**Records provided:**
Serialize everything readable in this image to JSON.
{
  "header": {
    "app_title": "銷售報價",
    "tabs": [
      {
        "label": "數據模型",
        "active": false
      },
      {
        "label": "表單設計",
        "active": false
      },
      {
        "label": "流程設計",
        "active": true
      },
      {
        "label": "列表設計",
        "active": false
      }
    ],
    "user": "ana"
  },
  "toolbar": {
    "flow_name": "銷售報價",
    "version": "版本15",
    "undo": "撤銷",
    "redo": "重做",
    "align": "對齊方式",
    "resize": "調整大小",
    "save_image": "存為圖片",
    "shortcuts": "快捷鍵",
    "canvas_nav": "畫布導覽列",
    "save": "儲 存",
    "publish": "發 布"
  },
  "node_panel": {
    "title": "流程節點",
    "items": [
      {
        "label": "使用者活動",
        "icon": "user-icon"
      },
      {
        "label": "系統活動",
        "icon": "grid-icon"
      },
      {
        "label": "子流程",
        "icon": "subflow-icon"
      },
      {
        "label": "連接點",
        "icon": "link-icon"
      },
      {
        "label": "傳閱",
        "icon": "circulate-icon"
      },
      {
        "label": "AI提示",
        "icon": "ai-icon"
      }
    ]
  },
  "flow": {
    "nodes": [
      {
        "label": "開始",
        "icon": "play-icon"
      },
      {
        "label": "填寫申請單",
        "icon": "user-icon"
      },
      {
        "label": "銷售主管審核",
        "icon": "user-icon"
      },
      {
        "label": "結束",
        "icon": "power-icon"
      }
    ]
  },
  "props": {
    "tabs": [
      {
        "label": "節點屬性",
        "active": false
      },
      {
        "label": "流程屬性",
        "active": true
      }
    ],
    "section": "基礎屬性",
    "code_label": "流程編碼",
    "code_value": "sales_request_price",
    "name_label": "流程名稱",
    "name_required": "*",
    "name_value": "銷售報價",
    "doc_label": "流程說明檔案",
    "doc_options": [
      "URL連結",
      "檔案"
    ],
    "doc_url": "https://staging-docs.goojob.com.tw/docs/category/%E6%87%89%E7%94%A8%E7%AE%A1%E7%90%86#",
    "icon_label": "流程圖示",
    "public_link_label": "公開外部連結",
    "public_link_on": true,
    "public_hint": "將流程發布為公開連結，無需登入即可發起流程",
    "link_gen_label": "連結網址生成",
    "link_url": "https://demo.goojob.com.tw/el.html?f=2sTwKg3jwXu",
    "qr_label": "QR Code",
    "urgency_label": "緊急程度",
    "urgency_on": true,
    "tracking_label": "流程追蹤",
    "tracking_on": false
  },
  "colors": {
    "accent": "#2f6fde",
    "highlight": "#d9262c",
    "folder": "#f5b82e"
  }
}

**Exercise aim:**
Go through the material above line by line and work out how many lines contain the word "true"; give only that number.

**Exercise solution:**
4